Brief Clinical Note

Myasthenia gravis complicated with optic neuritis showing anti-aquaporin 4 antibody: a case report

Tomoaki Tsujii, M.D., Noriko Nishikawa, M.D., Nachi Tanabe, M.D., Hirotaka Iwaki, M.D., Masahiro Nagai, M.D. and Masahiro Nomoto, M.D.

Department of Neurology and Clinical Pharmacology, Ehime University Hospital

We report a 33-year-old woman with myasthenia gravis (MG) who developed optic neuritis after the treatment of MG for 22 years. At 10 years of age, she was diagnosed with generalized MG (MGFA V) and at 11 years, she underwent thymectomy. She had been treated successfully only with anti-cholinesterase inhibitors for 22 years despite lasting high titer of anti-acetylcholine receptor antibody. She could manage everything in her life and had two children. At 33 years of age, she experienced acute visual loss in her left eye. Laboratory examination showed positive anti-acetylcholine receptor, antinuclear, anti-ssDNA, anti-dsDNA, anti-SS-A, and anti-aquaporin 4 (AQP4) antibodies. Brain MRI showed an enlarged left optic nerve with enhancement by gadolinium. Three courses of steroid pulse therapy did not show any effect on her visual acuity. However, plasma exchange therapy mildly ameliorated her visual acuity. Her MG symptoms were not exacerbated during the course of the optic neuritis. Furthermore blephalopstosis caused by MG has disappeared completely after the treatment with steroid pulse and plasma exchange. This case had 23 years of immunosuppressive treatment free durations with stable condition. The cause of development of optic neuritis would be her predisposed tendency other than thymectomy or treatment with immunosuppressive therapies.
Full Text of this Article in Japanese PDF (305K)
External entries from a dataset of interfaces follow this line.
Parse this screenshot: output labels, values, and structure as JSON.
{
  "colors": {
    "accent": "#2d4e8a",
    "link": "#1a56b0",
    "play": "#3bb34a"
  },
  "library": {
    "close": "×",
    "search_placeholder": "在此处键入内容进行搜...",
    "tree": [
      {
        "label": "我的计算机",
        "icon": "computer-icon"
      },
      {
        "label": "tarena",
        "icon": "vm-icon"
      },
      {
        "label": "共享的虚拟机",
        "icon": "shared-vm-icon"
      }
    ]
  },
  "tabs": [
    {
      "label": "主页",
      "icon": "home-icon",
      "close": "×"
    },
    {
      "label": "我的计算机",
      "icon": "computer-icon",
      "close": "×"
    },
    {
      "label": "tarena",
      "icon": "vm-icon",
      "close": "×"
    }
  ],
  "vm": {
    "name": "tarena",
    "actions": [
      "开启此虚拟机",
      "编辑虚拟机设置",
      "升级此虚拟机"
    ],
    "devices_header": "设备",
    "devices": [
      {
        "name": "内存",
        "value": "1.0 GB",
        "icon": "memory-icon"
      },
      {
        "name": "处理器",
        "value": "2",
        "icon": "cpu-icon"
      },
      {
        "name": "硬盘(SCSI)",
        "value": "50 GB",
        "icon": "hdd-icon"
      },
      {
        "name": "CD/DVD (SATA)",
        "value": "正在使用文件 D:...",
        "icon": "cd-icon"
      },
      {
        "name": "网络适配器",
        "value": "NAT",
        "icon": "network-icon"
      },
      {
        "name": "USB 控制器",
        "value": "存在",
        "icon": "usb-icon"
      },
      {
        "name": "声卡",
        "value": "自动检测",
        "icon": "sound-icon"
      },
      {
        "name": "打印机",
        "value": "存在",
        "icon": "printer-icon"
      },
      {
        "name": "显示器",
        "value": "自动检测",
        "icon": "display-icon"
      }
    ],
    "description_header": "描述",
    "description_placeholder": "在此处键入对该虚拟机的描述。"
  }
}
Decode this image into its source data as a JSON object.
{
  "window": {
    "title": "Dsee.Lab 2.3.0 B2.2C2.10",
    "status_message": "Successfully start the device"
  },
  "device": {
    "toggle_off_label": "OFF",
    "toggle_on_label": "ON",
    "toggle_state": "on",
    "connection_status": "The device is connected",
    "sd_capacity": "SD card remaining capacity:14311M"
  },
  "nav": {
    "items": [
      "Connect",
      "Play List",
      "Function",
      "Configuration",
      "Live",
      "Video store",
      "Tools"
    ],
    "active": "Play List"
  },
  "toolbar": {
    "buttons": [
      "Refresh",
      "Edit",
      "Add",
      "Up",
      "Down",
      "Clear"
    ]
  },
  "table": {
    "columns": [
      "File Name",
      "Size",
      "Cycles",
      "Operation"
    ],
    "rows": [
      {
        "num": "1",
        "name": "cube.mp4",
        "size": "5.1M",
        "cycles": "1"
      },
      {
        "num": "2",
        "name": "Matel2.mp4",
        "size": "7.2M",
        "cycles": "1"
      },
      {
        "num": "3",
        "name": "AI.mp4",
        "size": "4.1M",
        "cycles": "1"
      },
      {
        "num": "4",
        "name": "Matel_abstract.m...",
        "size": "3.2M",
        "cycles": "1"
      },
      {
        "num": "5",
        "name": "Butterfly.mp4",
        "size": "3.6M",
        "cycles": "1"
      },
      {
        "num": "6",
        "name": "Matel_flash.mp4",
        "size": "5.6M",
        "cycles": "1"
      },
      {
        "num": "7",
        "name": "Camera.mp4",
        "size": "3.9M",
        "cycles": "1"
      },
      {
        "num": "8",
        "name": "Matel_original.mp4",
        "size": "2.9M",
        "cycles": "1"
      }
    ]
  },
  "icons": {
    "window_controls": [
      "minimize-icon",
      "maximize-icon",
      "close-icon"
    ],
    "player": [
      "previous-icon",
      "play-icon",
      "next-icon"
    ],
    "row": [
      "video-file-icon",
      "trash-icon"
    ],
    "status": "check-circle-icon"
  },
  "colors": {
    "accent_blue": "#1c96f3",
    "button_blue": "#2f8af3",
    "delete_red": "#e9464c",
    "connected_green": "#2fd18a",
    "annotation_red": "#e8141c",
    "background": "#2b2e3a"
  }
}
(CLINICA NEUROL, 52: 503|506, 2012)
key words: Myasthenia Gravis (MG), anti-aquaporin 4 (AQP4) antibody, Optic neuritis, plasma exchange therapy, antiacetylcholine receptor antibody

(Received: 7-Sep-11)